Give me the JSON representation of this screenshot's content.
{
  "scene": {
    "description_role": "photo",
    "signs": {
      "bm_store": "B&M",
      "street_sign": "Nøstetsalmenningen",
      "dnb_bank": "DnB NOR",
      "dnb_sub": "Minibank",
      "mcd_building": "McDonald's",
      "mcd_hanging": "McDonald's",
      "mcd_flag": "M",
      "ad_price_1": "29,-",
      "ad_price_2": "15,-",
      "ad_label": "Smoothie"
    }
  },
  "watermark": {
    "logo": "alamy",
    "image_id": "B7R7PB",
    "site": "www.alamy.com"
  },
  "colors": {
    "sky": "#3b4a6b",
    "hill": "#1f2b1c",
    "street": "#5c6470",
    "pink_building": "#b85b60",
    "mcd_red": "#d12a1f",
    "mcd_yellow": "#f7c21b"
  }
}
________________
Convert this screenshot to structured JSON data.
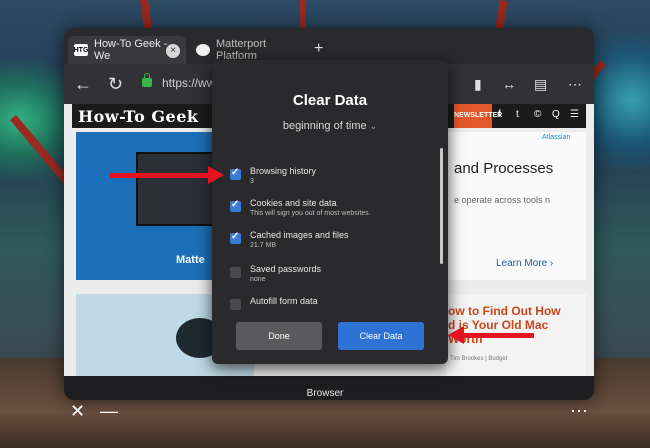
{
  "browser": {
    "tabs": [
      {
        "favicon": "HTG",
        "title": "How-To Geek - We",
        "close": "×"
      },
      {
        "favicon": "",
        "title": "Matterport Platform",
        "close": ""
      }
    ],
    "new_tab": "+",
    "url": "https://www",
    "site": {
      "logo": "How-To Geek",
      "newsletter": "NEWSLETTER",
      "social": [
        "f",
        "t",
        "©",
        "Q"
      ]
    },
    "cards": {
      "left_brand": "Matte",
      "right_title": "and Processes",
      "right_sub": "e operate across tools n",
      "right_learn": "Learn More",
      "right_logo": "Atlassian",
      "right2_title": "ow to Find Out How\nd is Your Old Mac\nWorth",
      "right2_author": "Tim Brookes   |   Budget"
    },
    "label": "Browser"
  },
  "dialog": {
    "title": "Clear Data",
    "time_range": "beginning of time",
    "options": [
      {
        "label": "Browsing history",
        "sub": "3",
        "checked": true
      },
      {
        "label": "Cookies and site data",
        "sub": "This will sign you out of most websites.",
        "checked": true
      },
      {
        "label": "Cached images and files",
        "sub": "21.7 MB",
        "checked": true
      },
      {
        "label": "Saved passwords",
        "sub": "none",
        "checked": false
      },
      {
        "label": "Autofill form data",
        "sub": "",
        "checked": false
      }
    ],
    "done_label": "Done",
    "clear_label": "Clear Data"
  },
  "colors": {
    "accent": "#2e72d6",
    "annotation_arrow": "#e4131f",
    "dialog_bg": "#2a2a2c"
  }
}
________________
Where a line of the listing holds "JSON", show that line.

▸ Answer space:
Give me the JSON representation of this screenshot's content.
Convert this screenshot to structured JSON data.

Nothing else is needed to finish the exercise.